About this task
Where a line of the data holds the word "MobileDACSSDK", copy that line.

Available data
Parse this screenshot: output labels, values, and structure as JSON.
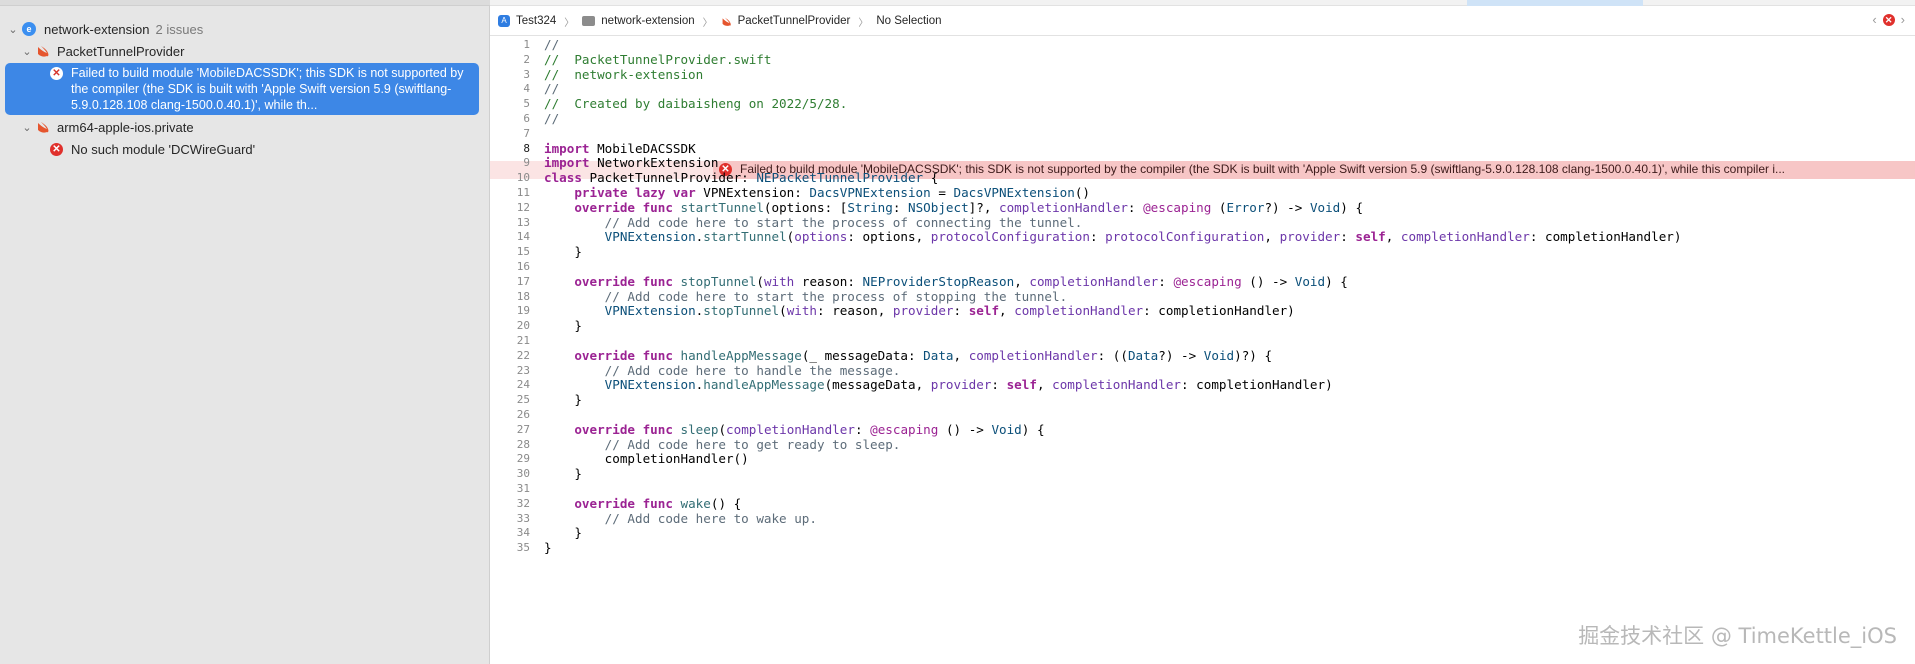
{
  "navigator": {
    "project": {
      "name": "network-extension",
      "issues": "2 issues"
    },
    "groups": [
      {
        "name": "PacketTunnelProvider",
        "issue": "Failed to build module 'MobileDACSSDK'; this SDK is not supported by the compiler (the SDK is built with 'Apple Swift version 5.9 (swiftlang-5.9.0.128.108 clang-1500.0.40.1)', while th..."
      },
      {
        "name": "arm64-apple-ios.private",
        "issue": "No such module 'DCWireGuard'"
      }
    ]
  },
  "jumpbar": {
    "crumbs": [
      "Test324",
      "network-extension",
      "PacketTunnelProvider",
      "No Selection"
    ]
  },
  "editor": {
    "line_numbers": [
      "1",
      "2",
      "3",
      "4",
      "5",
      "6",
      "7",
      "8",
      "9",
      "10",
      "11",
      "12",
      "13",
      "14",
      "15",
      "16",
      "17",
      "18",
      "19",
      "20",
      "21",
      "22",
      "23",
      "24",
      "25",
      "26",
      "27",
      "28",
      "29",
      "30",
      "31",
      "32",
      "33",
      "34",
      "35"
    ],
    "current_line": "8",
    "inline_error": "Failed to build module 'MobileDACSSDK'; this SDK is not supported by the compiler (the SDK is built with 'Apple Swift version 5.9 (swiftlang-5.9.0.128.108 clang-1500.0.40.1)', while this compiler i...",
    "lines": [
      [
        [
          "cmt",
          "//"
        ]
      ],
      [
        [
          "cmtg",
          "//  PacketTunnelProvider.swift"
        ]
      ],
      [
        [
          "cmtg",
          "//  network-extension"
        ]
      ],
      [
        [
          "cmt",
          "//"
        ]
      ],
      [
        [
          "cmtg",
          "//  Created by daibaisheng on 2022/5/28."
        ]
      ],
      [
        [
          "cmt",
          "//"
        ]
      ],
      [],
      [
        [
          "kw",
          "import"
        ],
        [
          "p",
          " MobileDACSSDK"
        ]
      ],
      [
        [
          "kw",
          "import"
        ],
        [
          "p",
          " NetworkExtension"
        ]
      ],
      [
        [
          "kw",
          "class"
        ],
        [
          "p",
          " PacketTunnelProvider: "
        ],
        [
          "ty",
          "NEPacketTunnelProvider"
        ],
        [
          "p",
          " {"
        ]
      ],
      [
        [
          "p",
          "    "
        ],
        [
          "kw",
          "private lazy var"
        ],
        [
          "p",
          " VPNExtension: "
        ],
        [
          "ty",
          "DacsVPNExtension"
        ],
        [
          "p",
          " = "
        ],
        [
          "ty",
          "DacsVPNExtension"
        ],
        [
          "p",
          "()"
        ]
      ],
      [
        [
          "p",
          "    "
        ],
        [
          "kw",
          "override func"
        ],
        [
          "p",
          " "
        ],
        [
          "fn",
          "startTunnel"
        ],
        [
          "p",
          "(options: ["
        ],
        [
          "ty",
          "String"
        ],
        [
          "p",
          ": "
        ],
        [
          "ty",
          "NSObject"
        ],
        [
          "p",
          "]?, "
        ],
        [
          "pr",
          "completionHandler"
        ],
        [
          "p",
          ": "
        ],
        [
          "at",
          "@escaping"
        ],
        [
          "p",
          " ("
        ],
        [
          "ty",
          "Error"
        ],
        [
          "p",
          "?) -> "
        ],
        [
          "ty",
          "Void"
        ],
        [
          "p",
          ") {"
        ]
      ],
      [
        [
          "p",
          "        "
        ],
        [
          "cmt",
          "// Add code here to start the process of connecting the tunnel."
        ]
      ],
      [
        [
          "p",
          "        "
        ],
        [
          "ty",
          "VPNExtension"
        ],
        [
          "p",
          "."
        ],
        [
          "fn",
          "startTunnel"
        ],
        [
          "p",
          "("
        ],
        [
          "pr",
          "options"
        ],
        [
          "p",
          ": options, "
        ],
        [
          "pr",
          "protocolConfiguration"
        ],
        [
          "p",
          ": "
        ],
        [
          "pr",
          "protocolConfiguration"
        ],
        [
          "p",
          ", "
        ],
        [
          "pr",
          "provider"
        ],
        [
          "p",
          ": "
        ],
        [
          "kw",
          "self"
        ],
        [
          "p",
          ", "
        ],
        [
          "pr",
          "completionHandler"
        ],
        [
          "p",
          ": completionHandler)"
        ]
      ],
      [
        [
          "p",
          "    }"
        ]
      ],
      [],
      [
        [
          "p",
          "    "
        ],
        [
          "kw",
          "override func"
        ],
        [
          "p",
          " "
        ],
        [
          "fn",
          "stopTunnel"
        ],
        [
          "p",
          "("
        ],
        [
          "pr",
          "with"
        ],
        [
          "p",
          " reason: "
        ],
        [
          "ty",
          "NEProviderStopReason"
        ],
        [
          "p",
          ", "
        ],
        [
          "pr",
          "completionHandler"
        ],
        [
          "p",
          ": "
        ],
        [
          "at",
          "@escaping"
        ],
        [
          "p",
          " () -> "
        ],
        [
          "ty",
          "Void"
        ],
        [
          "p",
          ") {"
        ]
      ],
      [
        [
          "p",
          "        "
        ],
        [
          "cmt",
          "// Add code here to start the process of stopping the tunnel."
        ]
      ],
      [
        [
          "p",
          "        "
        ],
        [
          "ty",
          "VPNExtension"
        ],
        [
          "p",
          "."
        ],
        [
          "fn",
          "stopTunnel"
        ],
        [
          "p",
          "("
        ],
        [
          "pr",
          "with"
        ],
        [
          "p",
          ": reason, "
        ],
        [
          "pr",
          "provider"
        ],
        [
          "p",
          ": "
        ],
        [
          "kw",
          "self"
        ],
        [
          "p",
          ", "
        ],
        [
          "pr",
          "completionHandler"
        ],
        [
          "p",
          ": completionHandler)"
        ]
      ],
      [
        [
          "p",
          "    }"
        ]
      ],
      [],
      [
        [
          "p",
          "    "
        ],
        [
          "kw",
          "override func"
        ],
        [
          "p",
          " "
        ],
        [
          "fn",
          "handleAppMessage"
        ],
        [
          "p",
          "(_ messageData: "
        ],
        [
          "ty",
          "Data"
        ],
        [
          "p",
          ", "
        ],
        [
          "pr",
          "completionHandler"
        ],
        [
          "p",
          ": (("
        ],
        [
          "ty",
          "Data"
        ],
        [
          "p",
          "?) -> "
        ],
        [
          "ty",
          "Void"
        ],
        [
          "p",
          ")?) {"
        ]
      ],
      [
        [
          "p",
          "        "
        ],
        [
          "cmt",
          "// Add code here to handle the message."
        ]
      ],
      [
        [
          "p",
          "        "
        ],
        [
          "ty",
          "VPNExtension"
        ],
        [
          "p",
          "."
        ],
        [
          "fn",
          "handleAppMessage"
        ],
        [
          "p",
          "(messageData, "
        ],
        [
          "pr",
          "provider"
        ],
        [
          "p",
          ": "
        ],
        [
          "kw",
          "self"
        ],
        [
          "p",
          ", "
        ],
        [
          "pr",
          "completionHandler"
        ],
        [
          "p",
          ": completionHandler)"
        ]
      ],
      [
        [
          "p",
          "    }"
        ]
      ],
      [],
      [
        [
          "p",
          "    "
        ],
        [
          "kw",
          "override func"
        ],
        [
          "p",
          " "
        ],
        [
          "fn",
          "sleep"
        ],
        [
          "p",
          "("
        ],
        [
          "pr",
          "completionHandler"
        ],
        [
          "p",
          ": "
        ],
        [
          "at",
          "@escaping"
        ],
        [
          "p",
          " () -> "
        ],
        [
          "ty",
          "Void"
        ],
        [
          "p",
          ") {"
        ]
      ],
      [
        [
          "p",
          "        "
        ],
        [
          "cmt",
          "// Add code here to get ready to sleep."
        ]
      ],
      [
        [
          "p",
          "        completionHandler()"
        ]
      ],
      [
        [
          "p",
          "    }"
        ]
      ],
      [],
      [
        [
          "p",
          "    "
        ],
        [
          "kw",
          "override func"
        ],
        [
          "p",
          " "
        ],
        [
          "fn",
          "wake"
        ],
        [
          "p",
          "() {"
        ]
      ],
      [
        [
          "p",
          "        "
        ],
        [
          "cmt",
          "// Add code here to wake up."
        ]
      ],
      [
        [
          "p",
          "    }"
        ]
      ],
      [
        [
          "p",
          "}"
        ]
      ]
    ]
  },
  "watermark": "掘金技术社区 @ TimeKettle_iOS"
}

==

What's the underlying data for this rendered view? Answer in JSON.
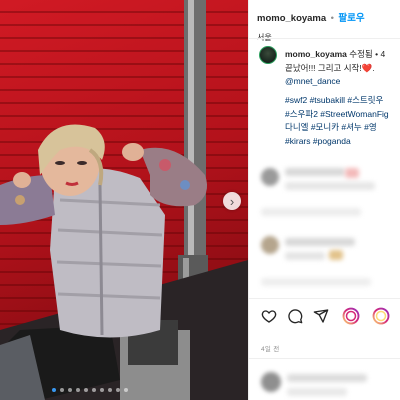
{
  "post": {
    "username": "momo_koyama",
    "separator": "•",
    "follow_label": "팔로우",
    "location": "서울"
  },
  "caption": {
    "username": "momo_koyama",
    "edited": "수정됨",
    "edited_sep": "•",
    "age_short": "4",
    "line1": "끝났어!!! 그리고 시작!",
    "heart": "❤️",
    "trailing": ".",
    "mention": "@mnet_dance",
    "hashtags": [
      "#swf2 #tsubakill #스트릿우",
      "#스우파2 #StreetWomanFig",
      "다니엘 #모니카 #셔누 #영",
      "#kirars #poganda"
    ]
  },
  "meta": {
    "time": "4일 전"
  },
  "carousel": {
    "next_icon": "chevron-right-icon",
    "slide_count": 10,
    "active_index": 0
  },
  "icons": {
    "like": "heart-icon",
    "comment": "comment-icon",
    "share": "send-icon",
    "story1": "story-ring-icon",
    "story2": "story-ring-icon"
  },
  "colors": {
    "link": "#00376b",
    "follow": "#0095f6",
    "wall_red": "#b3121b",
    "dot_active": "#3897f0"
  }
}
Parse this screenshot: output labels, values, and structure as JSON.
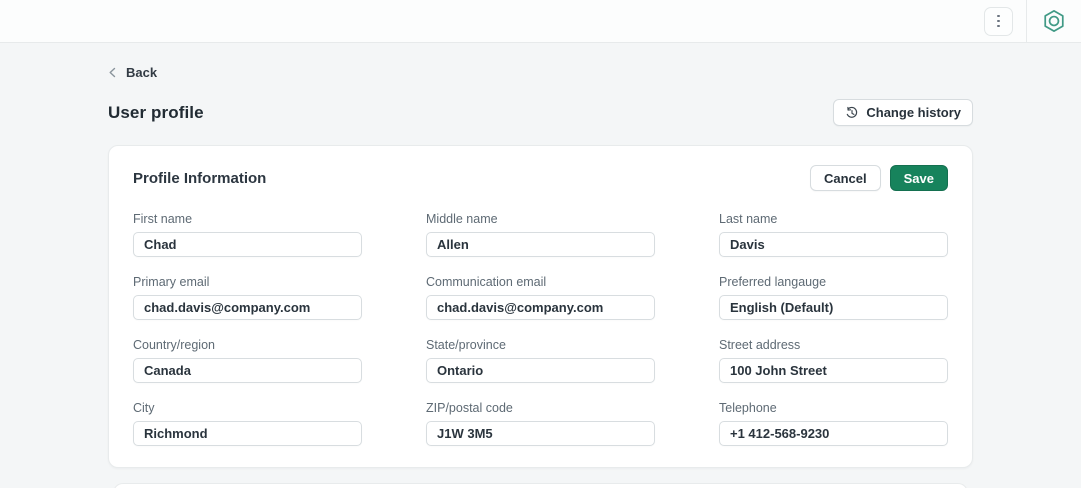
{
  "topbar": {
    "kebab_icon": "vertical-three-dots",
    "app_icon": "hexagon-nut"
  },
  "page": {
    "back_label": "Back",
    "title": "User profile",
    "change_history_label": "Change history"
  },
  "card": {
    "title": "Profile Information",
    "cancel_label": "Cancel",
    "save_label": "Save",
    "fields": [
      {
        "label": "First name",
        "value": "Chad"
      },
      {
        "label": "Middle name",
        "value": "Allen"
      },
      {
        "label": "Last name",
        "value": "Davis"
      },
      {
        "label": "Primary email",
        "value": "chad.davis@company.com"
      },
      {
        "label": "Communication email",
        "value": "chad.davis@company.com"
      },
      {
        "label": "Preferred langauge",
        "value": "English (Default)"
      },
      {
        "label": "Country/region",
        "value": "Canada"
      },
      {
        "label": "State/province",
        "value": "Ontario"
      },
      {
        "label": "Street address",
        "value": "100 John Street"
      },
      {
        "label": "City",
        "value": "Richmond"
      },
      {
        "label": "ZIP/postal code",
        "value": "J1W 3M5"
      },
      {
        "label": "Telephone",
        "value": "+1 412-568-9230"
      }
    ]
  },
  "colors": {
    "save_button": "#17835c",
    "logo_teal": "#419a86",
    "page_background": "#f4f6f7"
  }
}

Answer for the task
        "issue": "Failed to build module 'MobileDACSSDK'; this SDK is not supported by the compiler (the SDK is built with 'Apple Swift version 5.9 (swiftlang-5.9.0.128.108 clang-1500.0.40.1)', while th..."
    "inline_error": "Failed to build module 'MobileDACSSDK'; this SDK is not supported by the compiler (the SDK is built with 'Apple Swift version 5.9 (swiftlang-5.9.0.128.108 clang-1500.0.40.1)', while this compiler i...",
          " MobileDACSSDK"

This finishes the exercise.